[Work request]
Please repeat the listing below in its entirety, exactly.

[Data shown]
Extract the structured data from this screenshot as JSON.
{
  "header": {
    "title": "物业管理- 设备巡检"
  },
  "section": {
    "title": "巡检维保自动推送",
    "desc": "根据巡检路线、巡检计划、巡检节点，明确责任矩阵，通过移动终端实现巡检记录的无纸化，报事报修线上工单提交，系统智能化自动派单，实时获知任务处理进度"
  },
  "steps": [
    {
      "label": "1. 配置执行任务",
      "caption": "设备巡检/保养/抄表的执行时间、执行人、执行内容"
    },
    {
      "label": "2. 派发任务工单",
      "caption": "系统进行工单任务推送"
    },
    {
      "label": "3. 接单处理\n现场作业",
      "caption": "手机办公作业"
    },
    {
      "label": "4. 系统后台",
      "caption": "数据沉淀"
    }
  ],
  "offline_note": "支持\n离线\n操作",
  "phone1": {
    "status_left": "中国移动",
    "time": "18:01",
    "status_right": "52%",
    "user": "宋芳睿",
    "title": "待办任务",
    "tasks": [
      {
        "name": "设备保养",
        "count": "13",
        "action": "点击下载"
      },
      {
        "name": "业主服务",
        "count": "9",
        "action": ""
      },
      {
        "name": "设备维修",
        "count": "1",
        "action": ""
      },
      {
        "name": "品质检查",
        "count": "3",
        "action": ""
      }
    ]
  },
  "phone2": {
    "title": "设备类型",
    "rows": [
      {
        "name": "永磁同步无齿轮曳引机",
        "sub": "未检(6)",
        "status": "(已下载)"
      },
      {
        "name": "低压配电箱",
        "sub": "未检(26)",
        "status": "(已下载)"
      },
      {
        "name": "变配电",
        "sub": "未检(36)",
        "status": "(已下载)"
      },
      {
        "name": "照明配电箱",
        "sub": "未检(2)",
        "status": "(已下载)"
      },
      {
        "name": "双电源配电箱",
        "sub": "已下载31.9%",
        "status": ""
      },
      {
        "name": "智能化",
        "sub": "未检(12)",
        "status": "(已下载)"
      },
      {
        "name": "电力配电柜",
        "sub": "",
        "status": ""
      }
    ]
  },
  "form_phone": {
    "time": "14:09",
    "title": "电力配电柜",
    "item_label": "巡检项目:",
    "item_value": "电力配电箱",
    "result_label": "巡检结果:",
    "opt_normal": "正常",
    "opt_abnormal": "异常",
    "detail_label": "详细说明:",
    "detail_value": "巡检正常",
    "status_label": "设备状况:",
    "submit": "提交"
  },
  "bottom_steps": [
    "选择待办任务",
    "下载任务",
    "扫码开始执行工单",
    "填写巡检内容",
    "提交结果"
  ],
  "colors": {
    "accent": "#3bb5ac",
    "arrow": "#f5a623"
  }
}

[Output for this task]
Extract the structured data from this screenshot as JSON.
{
  "header": {
    "title": "物业管理- 设备巡检"
  },
  "section": {
    "title": "巡检维保自动推送",
    "desc": "根据巡检路线、巡检计划、巡检节点，明确责任矩阵，通过移动终端实现巡检记录的无纸化，报事报修线上工单提交，系统智能化自动派单，实时获知任务处理进度"
  },
  "steps": [
    {
      "label": "1. 配置执行任务",
      "caption": "设备巡检/保养/抄表的执行时间、执行人、执行内容"
    },
    {
      "label": "2. 派发任务工单",
      "caption": "系统进行工单任务推送"
    },
    {
      "label": "3. 接单处理\n现场作业",
      "caption": "手机办公作业"
    },
    {
      "label": "4. 系统后台",
      "caption": "数据沉淀"
    }
  ],
  "offline_note": "支持\n离线\n操作",
  "phone1": {
    "status_left": "中国移动",
    "time": "18:01",
    "status_right": "52%",
    "user": "宋芳睿",
    "title": "待办任务",
    "tasks": [
      {
        "name": "设备保养",
        "count": "13",
        "action": "点击下载"
      },
      {
        "name": "业主服务",
        "count": "9",
        "action": ""
      },
      {
        "name": "设备维修",
        "count": "1",
        "action": ""
      },
      {
        "name": "品质检查",
        "count": "3",
        "action": ""
      }
    ]
  },
  "phone2": {
    "title": "设备类型",
    "rows": [
      {
        "name": "永磁同步无齿轮曳引机",
        "sub": "未检(6)",
        "status": "(已下载)"
      },
      {
        "name": "低压配电箱",
        "sub": "未检(26)",
        "status": "(已下载)"
      },
      {
        "name": "变配电",
        "sub": "未检(36)",
        "status": "(已下载)"
      },
      {
        "name": "照明配电箱",
        "sub": "未检(2)",
        "status": "(已下载)"
      },
      {
        "name": "双电源配电箱",
        "sub": "已下载31.9%",
        "status": ""
      },
      {
        "name": "智能化",
        "sub": "未检(12)",
        "status": "(已下载)"
      },
      {
        "name": "电力配电柜",
        "sub": "",
        "status": ""
      }
    ]
  },
  "form_phone": {
    "time": "14:09",
    "title": "电力配电柜",
    "item_label": "巡检项目:",
    "item_value": "电力配电箱",
    "result_label": "巡检结果:",
    "opt_normal": "正常",
    "opt_abnormal": "异常",
    "detail_label": "详细说明:",
    "detail_value": "巡检正常",
    "status_label": "设备状况:",
    "submit": "提交"
  },
  "bottom_steps": [
    "选择待办任务",
    "下载任务",
    "扫码开始执行工单",
    "填写巡检内容",
    "提交结果"
  ],
  "colors": {
    "accent": "#3bb5ac",
    "arrow": "#f5a623"
  }
}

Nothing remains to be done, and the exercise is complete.